Anthony W. Crowell
Q: Is a law school education a good buy in the current economic environment? Why is law school so expensive?
A: Investing in any graduate degree is a big decision. I believe that the value of a law degree is measured over the course of a lifelong career. Legal education always has been an incredibly worthwhile and valuable pursuit because the foundations of a good legal educationdeveloping sound reasoning, critical reading, strong writing and communications skills, a passion for advocacy, and a deep sense of societal, business, and civic constructsare valued across so many professions.
In general, legal education costs are largely attributable to providing ever increasing and evolving opportunities for student learningwhether that takes the form of adding outstanding faculty to offer a wide array of classes, introducing innovative clinics and other programs for more tactical and experiential learning opportunities, or introducing the latest technology into the academic setting. There are also additional costs associated with being situated in one of the most expensive cities in the country; however, the access to an abundance of truly unique learning opportunities and a broad diversity of job prospects make the study of law in New York City an unparalleled commodity. I recognize that the cost of tuition is a critical issue and one of my major areas of focus as the new dean is expanding scholarship opportunities for students while undertaking every effort to operate the school as efficiently as possible.
Q: Are you confident that there will be enough legal jobs in the foreseeable future to accommodate your graduates? In what sector will graduates find those jobs (for example, in government, large firms, small firms, insurance agencies)?
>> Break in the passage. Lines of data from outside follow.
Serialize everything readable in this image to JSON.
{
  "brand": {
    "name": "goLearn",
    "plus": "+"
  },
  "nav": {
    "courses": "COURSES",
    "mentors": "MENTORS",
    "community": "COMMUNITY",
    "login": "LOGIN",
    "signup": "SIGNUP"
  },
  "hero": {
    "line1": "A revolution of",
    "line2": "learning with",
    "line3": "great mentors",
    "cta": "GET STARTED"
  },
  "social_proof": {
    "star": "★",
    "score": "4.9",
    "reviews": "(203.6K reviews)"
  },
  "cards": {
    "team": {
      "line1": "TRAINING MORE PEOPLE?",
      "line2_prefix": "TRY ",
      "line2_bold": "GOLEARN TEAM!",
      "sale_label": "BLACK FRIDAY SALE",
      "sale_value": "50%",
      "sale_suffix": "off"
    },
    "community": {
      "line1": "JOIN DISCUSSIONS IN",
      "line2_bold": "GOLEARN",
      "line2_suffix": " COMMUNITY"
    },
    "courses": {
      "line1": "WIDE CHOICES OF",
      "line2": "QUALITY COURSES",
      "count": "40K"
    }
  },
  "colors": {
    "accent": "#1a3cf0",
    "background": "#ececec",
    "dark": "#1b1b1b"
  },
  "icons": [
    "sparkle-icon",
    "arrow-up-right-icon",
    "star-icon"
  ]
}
A: Yes. The challenge now confronting our profession is the need to place equal value on traditional and non-traditional jobs performed by those with legal educations. In addition to traditional roles in large and small firm settings, lawyers are a driving force in business, government, and the nonprofit sector. Lawyers are leaders, and constitute the ranks of middle and high level management, in government and business alike, and we need to ensure that our law schools prepare students for these roles and that our profession values these contributions.
As the economy diversifies, it is critical that law schools mark changes in trends and adapt their curricula, including experiential learning opportunities, in ways that prepare students to enter new fields with the skills, ability to think innovatively, and confidence required to succeed. Looking at the major sectors expected to grow or diversify over the next 10 to 20 years (government, healthcare, science and technology, real estate and financial services), it is imperative that we provide our students with the tools needed to tackle those industries.
Q: What changes have been made to the curriculum to ensure students are well prepared for a career?
A: The fall 2011 semester marked the launch of New York Law School's new first-year skills program, which features a redesigned curriculum that provides students with a comprehensive introduction to lawyering skills at the beginning of their law school careers. The goal of this program is to ensure that students really see how analysis, research, and writing are interconnected with lawyering skills like client interviewing, counseling, and negotiation.
Because of our first-year skills program, New York Law School was recently named by preLaw magazine to be one of the "most innovative law schools" in the country and was singled out for applying the "medical school model." Students work with "standardized clients," trained actors with whom students practice their interviewing, fact-gathering, and counseling skills (modeled after "standardized patient" exercises in medical schools). The actors assess students based on various criteria, such as how students talk to them, what questions the students ask, and whether they, as clients, feel satisfied at the conclusion of their interaction.